Body Condition Score and Your Cow Herd

June, 2016
Christa L. Kirby, UF/IFAS Manatee County Extension, Palmetto

Body condition scoring (BCS) can be a very useful, economical, and telling tool to use with your beef cattle herd. Many people have heard of BCS but are not familiar with the process of how to evaluate the cattle to come up with an accurate score. BCS is a visual evaluation of the amount of fat or excess flesh an animal is carrying. It is not an evaluation of the weight of an animal. Proper BCS evaluation can be an asset to the ranch in easily evaluating the nutritional supplementation of the herd. The higher the nutritional content of the herd, the higher the BCS. Inversely, the lower nutritional content of the herd, the lower the BCS.

BCS is the least expensive management tool an owner, ranch manager, or worker has. There is no charge for the tool. The only expense is the time it takes to learn how to properly evaluate cattle. There are six locations that evaluators should look at when assigning a BCS. You should look for the amount of flesh or fat around the back, tail head, pins, hooks or hips, ribs, and in the brisket area. Breed types can influence the fat deposition pattern. Beginners can start evaluating cattle and placing them in one of three categories: thin, moderate, or fat. This is an easier assessment while you are learning how to assign actual BCS. After you are comfortable with those assessments, you can start practicing placing cattle in an actual BCS. Scores range between 1 and 9 with 1 being extremely thin and 9 being severely obese. Thin assessed cattle traditionally range in BCS from 1-3, moderate from 4-6, and fat from 4-9. BCS can be very subjective. When two or more individuals are evaluating the same animal, the scores should be no more than 1 point difference from one another. The most common BCS in Florida range from 3-6.  Pregnancy and hair length can influence the visual evaluation of BCS.

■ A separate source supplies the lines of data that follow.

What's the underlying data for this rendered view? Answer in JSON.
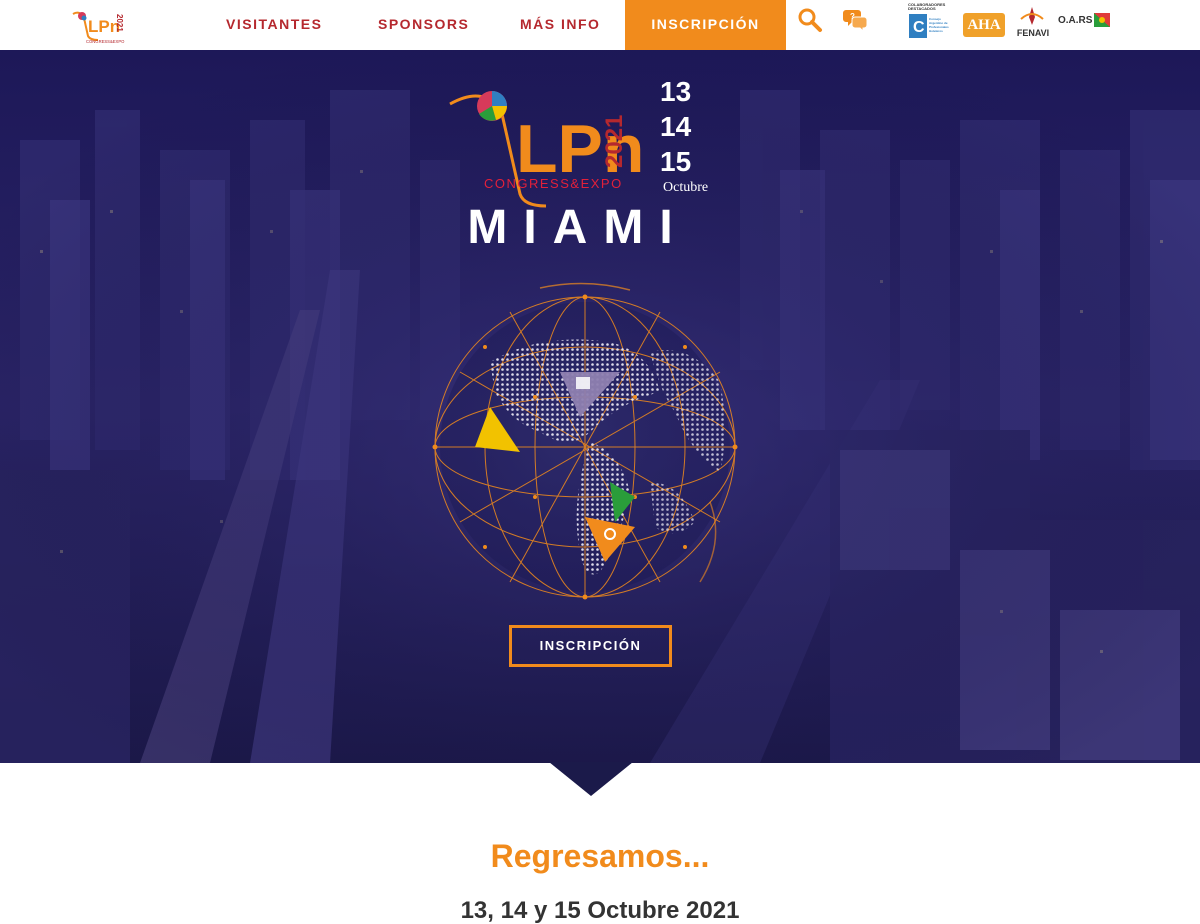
{
  "brand": {
    "nav_logo_letters": "LPn",
    "year": "2021",
    "tagline": "CONGRESS&EXPO",
    "colors": {
      "orange": "#f18b1c",
      "red": "#b5282e",
      "navy": "#1a1550"
    }
  },
  "nav": {
    "links": [
      "VISITANTES",
      "SPONSORS",
      "MÁS INFO"
    ],
    "cta_label": "INSCRIPCIÓN",
    "icons": [
      "search-icon",
      "chat-bubbles-icon"
    ]
  },
  "partners": {
    "caption": "COLABORADORES DESTACADOS",
    "items": [
      {
        "name": "colegio-logo",
        "text": "Consejo Argentino de Profesionales Hoteleros"
      },
      {
        "name": "aha-logo",
        "text": "AHA"
      },
      {
        "name": "fenavi-logo",
        "text": "FENAVI"
      },
      {
        "name": "oars-logo",
        "text": "O.A.RS"
      }
    ]
  },
  "hero": {
    "dates": [
      "13",
      "14",
      "15"
    ],
    "month": "Octubre",
    "city": "MIAMI",
    "cta_label": "INSCRIPCIÓN"
  },
  "content": {
    "headline": "Regresamos...",
    "subline": "13, 14 y 15 Octubre 2021"
  }
}
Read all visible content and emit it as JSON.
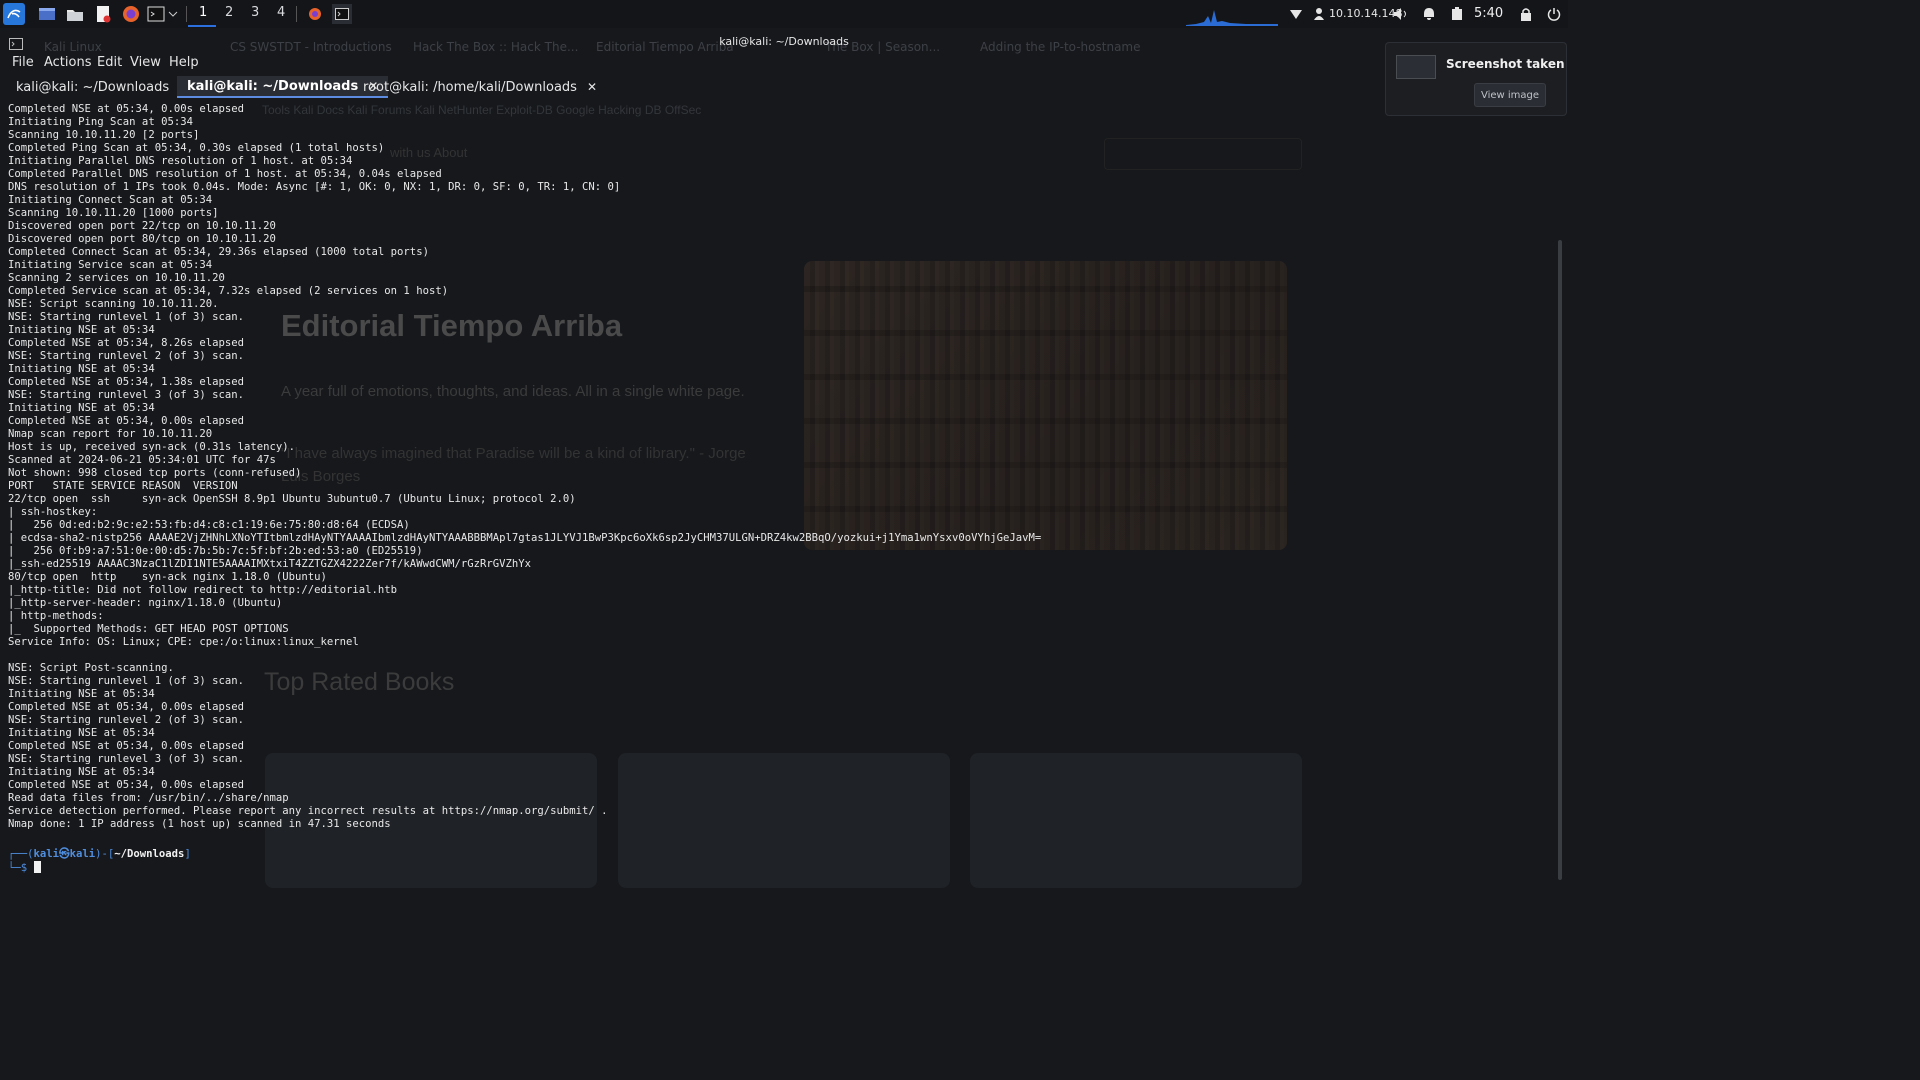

BCS vary throughout the year. Scores are traditionally the highest in mid to late summer and the lowest late winter to early spring. Visual changes in BCS should be gradual over a time period of 120 days, rather than a rapid change over 45 days. To assist in the slower and more gradual BCS loss, ranchers can begin their supplementation program earlier, prior to seeing a BCS loss. Lower BCS in late summer on a ranch can be an indicator of issues on the ranch, such as low forage quality, stocking rate, parasite control, or mineral supplementation. Producers who have issues with herd showing different BCS within groups may consider regrouping cattle based on BCS to more effectively supplement the individual herds. By doing so they will be able to increase the BCS prior to calving.

BCS has been proven to have an economic impact on the cow herd. A typical production cycle is to rebreed or breed in early spring and wean in late summer. BCS is directly related to reproductive efficiency, performance, and weaning weight. Studies have shown that as the BCS increases, so does the conception rate, calving rate, and weaning weight of calves, leading to higher profits.

Every herd is going to experience a time of nutritional restrictions. The important thing for a rancher to know is how to recognize when it occurs and how to correct the restriction. The longer the restriction occurs, the more opportunity is available for reducing the economic impact of the herd. The nutritional availability of a herd is directly correlated with herd performance. 


Hersom, M., Thrift, T., and Yelich, J. 2015. “Implications of Cow Body Condition Score on Productivity.” UF/IFAS EDIS Publication, no. AN319.

Return to top